Data records

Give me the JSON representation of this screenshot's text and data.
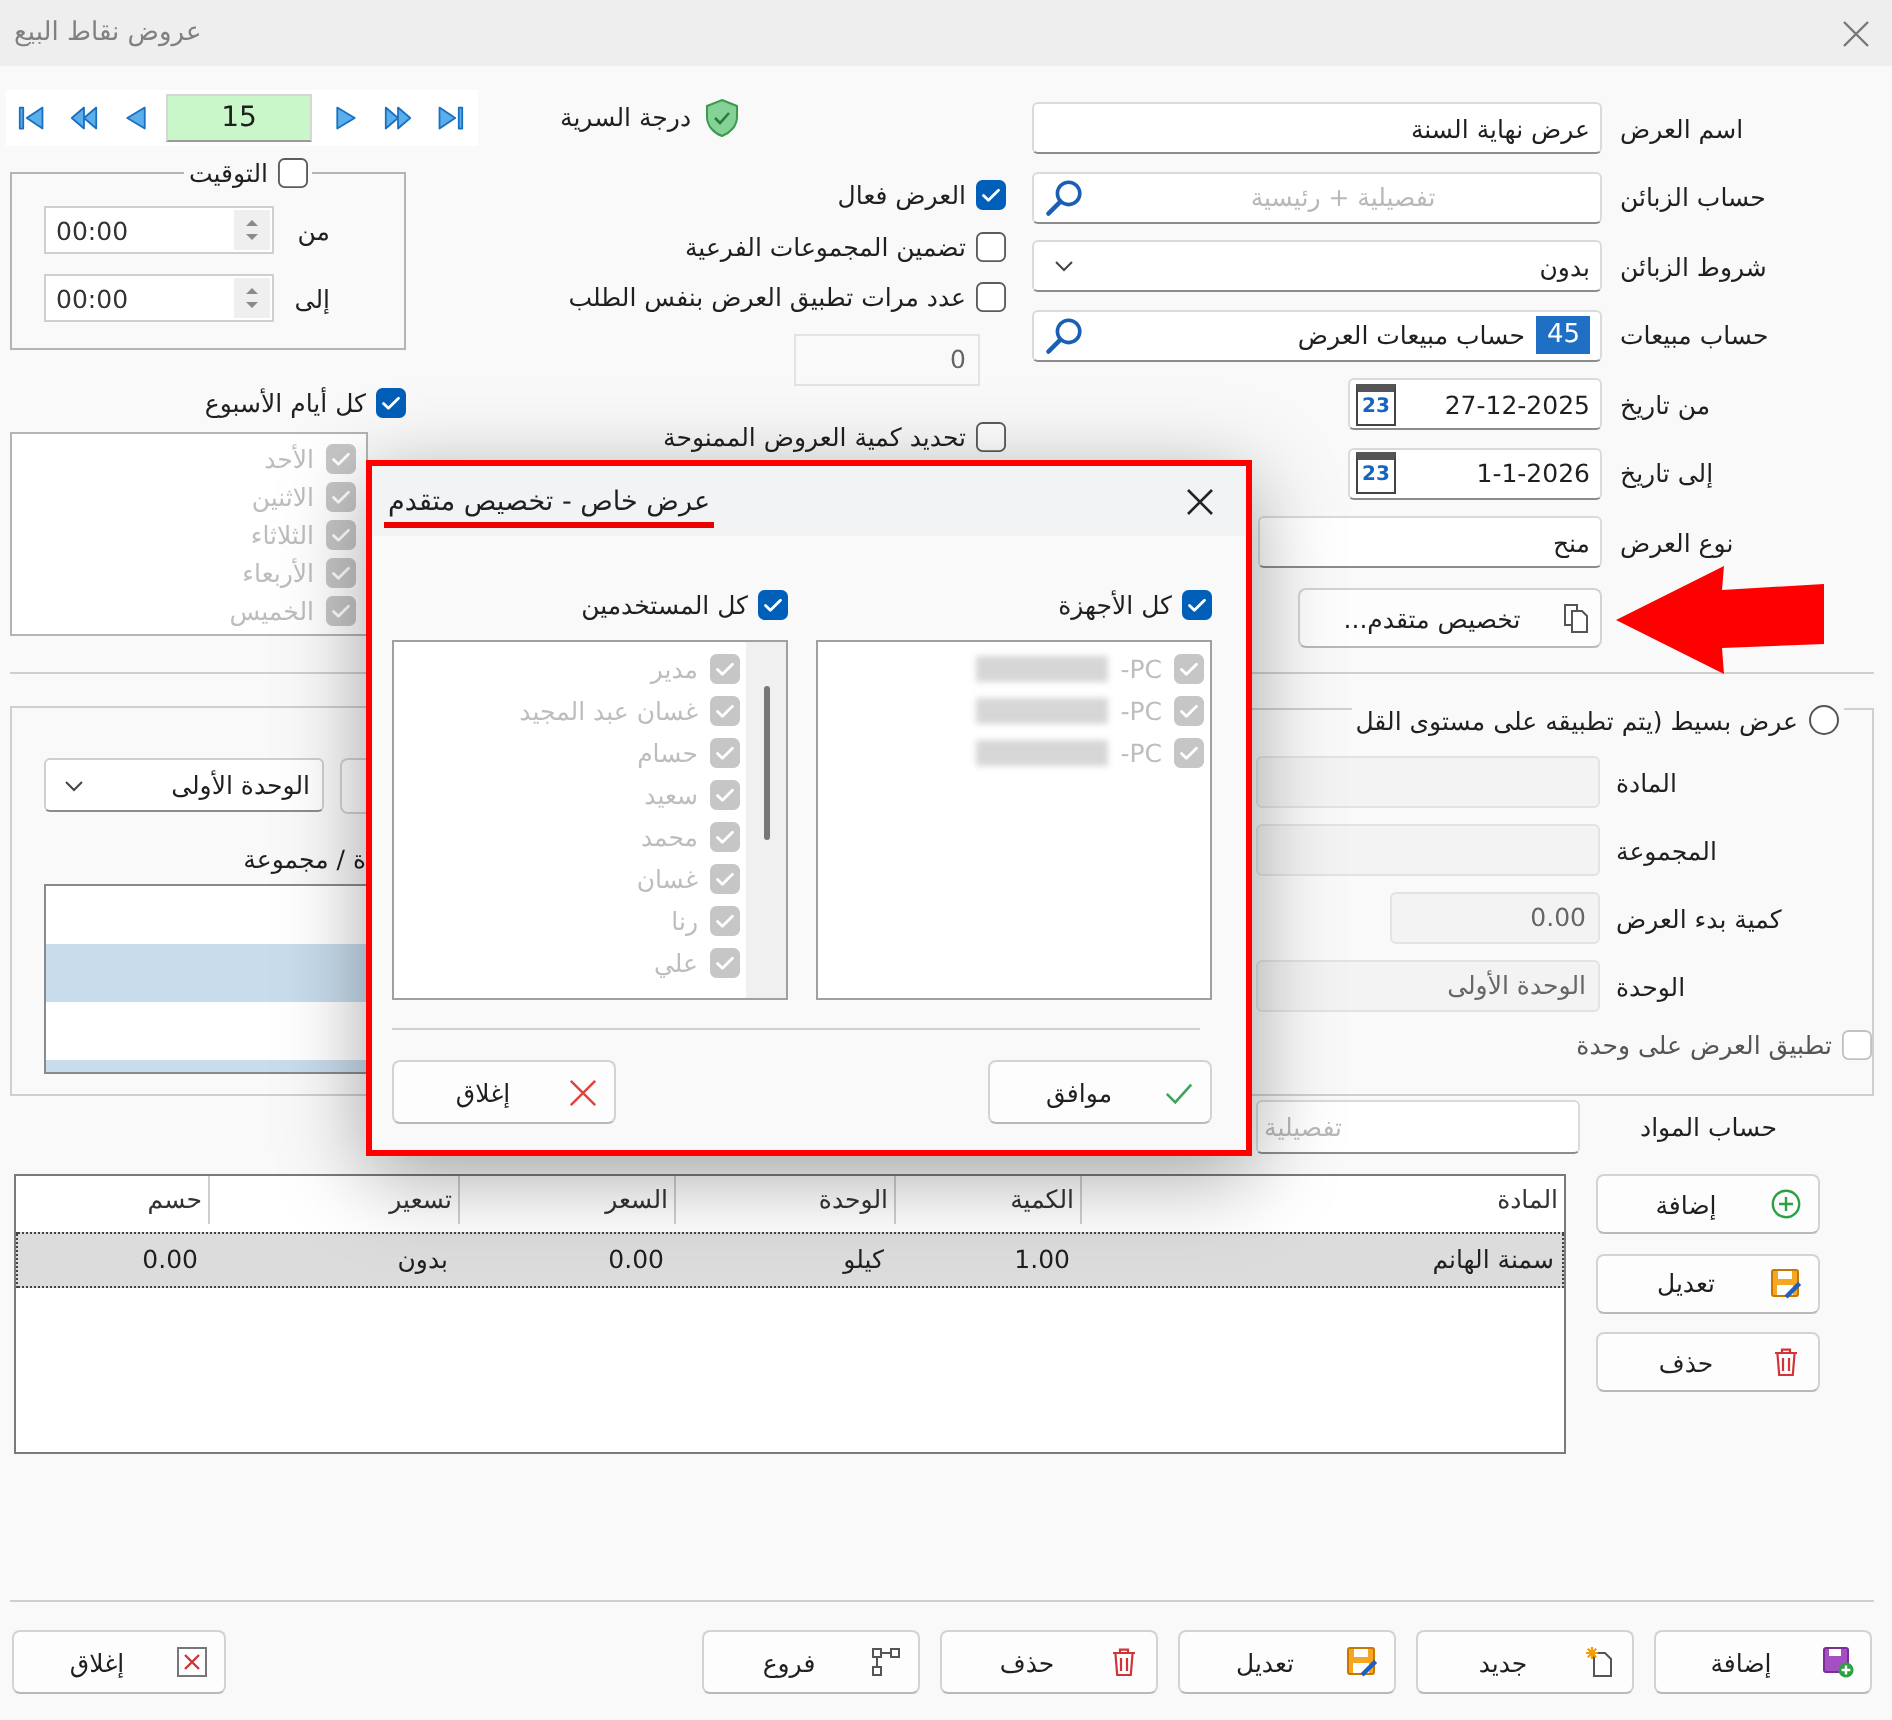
{
  "window": {
    "title": "عروض نقاط البيع"
  },
  "navigator": {
    "record": "15"
  },
  "security": {
    "label": "درجة السرية"
  },
  "timing": {
    "label": "التوقيت",
    "checked": false,
    "rows": [
      {
        "label": "من",
        "value": "00:00"
      },
      {
        "label": "إلى",
        "value": "00:00"
      }
    ]
  },
  "week_days": {
    "label": "كل أيام الأسبوع",
    "checked": true,
    "days": [
      {
        "label": "الأحد",
        "checked": true,
        "disabled": true
      },
      {
        "label": "الاثنين",
        "checked": true,
        "disabled": true
      },
      {
        "label": "الثلاثاء",
        "checked": true,
        "disabled": true
      },
      {
        "label": "الأربعاء",
        "checked": true,
        "disabled": true
      },
      {
        "label": "الخميس",
        "checked": true,
        "disabled": true
      }
    ]
  },
  "options": [
    {
      "label": "العرض فعال",
      "checked": true
    },
    {
      "label": "تضمين المجموعات الفرعية",
      "checked": false
    },
    {
      "label": "عدد مرات تطبيق العرض بنفس الطلب",
      "checked": false
    }
  ],
  "times": {
    "value": "0",
    "disabled": true
  },
  "limit_option": {
    "label": "تحديد كمية العروض الممنوحة",
    "checked": false
  },
  "form": [
    {
      "label": "اسم العرض",
      "kind": "text",
      "value": "عرض نهاية السنة"
    },
    {
      "label": "حساب الزبائن",
      "kind": "search",
      "placeholder": "تفصيلية + رئيسية"
    },
    {
      "label": "شروط الزبائن",
      "kind": "select",
      "value": "بدون"
    },
    {
      "label": "حساب مبيعات",
      "kind": "account",
      "code": "45",
      "value": "حساب مبيعات العرض"
    },
    {
      "label": "من تاريخ",
      "kind": "date",
      "value": "27-12-2025",
      "calendar_day": "23"
    },
    {
      "label": "إلى تاريخ",
      "kind": "date",
      "value": "1-1-2026",
      "calendar_day": "23"
    },
    {
      "label": "نوع العرض",
      "kind": "short",
      "value": "منح"
    }
  ],
  "advanced_button": {
    "label": "تخصيص متقدم..."
  },
  "unit_panel": {
    "unit": "الوحدة الأولى",
    "grid_header": "ة / مجموعة"
  },
  "simple_offer": {
    "label": "عرض بسيط (يتم تطبيقه على مستوى القل",
    "selected": false,
    "fields": [
      {
        "label": "المادة",
        "kind": "wide",
        "disabled": true
      },
      {
        "label": "المجموعة",
        "kind": "wide",
        "disabled": true
      },
      {
        "label": "كمية بدء العرض",
        "kind": "narrow",
        "value": "0.00",
        "disabled": true
      },
      {
        "label": "الوحدة",
        "kind": "wide",
        "value": "الوحدة الأولى",
        "disabled": true
      }
    ],
    "apply_unit": {
      "label": "تطبيق العرض على وحدة",
      "checked": false,
      "disabled": true
    }
  },
  "materials_account": {
    "label": "حساب المواد",
    "placeholder": "تفصيلية"
  },
  "table": {
    "columns": [
      "المادة",
      "الكمية",
      "الوحدة",
      "السعر",
      "تسعير",
      "حسم"
    ],
    "rows": [
      {
        "cells": [
          "سمنة الهانم",
          "1.00",
          "كيلو",
          "0.00",
          "بدون",
          "0.00"
        ],
        "selected": true
      }
    ]
  },
  "side_buttons": [
    {
      "label": "إضافة",
      "kind": "add"
    },
    {
      "label": "تعديل",
      "kind": "edit"
    },
    {
      "label": "حذف",
      "kind": "delete"
    }
  ],
  "footer_buttons": [
    {
      "label": "إضافة",
      "kind": "save"
    },
    {
      "label": "جديد",
      "kind": "new"
    },
    {
      "label": "تعديل",
      "kind": "edit"
    },
    {
      "label": "حذف",
      "kind": "delete"
    },
    {
      "label": "فروع",
      "kind": "branches"
    },
    {
      "label": "إغلاق",
      "kind": "close"
    }
  ],
  "dialog": {
    "title": "عرض خاص - تخصيص متقدم",
    "users": {
      "label": "كل المستخدمين",
      "checked": true,
      "items": [
        {
          "label": "مدير",
          "checked": true,
          "disabled": true
        },
        {
          "label": "غسان عبد المجيد",
          "checked": true,
          "disabled": true
        },
        {
          "label": "حسام",
          "checked": true,
          "disabled": true
        },
        {
          "label": "سعيد",
          "checked": true,
          "disabled": true
        },
        {
          "label": "محمد",
          "checked": true,
          "disabled": true
        },
        {
          "label": "غسان",
          "checked": true,
          "disabled": true
        },
        {
          "label": "رنا",
          "checked": true,
          "disabled": true
        },
        {
          "label": "علي",
          "checked": true,
          "disabled": true
        }
      ]
    },
    "devices": {
      "label": "كل الأجهزة",
      "checked": true,
      "items": [
        {
          "label": "-PC",
          "checked": true,
          "disabled": true
        },
        {
          "label": "-PC",
          "checked": true,
          "disabled": true
        },
        {
          "label": "-PC",
          "checked": true,
          "disabled": true
        }
      ]
    },
    "buttons": [
      {
        "label": "موافق",
        "kind": "ok"
      },
      {
        "label": "إغلاق",
        "kind": "close"
      }
    ]
  }
}
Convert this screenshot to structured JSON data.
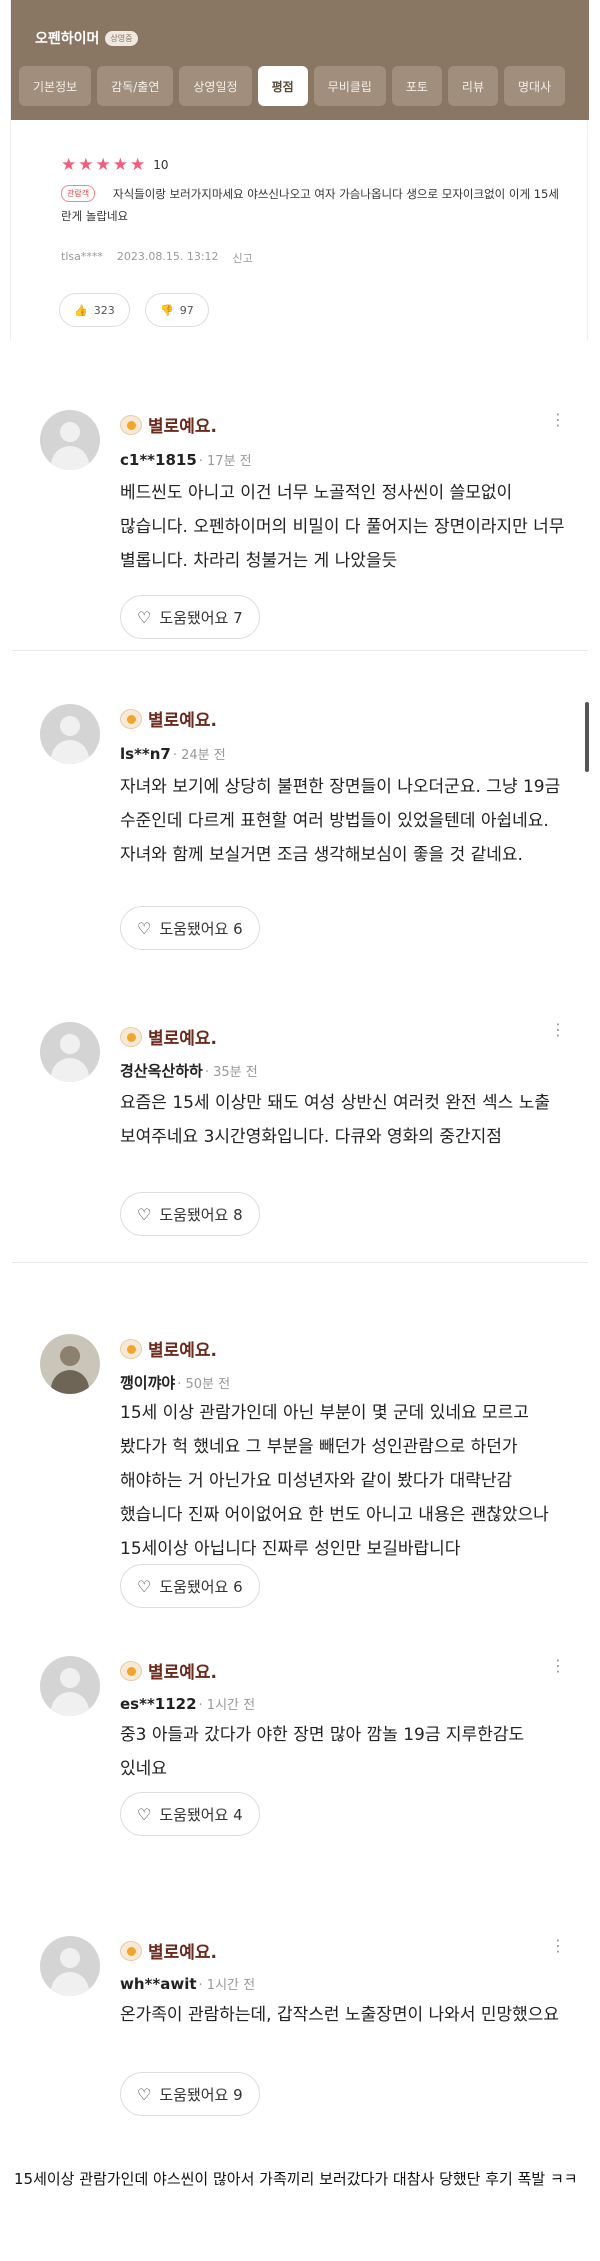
{
  "header": {
    "title": "오펜하이머",
    "badge": "상영중",
    "tabs": [
      "기본정보",
      "감독/출연",
      "상영일정",
      "평점",
      "무비클립",
      "포토",
      "리뷰",
      "명대사"
    ],
    "active_tab": "평점"
  },
  "top_review": {
    "score": "10",
    "viewer_tag": "관람객",
    "text": "자식들이랑 보러가지마세요 야쓰신나오고 여자 가슴나옵니다 생으로 모자이크없이 이게 15세란게 놀랍네요",
    "author": "tlsa****",
    "date": "2023.08.15. 13:12",
    "report": "신고",
    "likes": "323",
    "dislikes": "97"
  },
  "reviews": [
    {
      "rating": "별로예요.",
      "user": "c1**1815",
      "time": "· 17분 전",
      "text": "베드씬도 아니고 이건 너무 노골적인 정사씬이 쓸모없이 많습니다. 오펜하이머의 비밀이 다 풀어지는 장면이라지만 너무 별롭니다. 차라리 청불거는 게 나았을듯",
      "helpful": "도움됐어요 7"
    },
    {
      "rating": "별로예요.",
      "user": "ls**n7",
      "time": "· 24분 전",
      "text": "자녀와 보기에 상당히 불편한 장면들이 나오더군요. 그냥 19금 수준인데 다르게 표현할 여러 방법들이 있었을텐데 아쉽네요. 자녀와 함께 보실거면 조금 생각해보심이 좋을 것 같네요.",
      "helpful": "도움됐어요 6"
    },
    {
      "rating": "별로예요.",
      "user": "경산옥산하하",
      "time": "· 35분 전",
      "text": "요즘은 15세 이상만 돼도 여성 상반신 여러컷 완전 섹스 노출 보여주네요 3시간영화입니다. 다큐와 영화의 중간지점",
      "helpful": "도움됐어요 8"
    },
    {
      "rating": "별로예요.",
      "user": "깽이꺄야",
      "time": "· 50분 전",
      "text": "15세 이상 관람가인데 아닌 부분이 몇 군데 있네요 모르고 봤다가 헉 했네요 그 부분을 빼던가 성인관람으로 하던가 해야하는 거 아닌가요 미성년자와 같이 봤다가 대략난감 했습니다 진짜 어이없어요 한 번도 아니고 내용은 괜찮았으나 15세이상 아닙니다 진짜루 성인만 보길바랍니다",
      "helpful": "도움됐어요 6"
    },
    {
      "rating": "별로예요.",
      "user": "es**1122",
      "time": "· 1시간 전",
      "text": "중3 아들과 갔다가 야한 장면 많아 깜놀 19금 지루한감도 있네요",
      "helpful": "도움됐어요 4"
    },
    {
      "rating": "별로예요.",
      "user": "wh**awit",
      "time": "· 1시간 전",
      "text": "온가족이 관람하는데, 갑작스런 노출장면이 나와서 민망했으요",
      "helpful": "도움됐어요 9"
    }
  ],
  "caption": "15세이상 관람가인데 야스씬이 많아서 가족끼리 보러갔다가 대참사 당했단 후기 폭발 ㅋㅋ",
  "colors": {
    "header_bg": "#8a7763",
    "star": "#f05e7b",
    "rating_label": "#6b2a1c"
  }
}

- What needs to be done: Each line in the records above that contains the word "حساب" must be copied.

- Problem solution:
      "label": "حساب الزبائن",
      "label": "حساب مبيعات",
      "value": "حساب مبيعات العرض"
    "label": "حساب المواد",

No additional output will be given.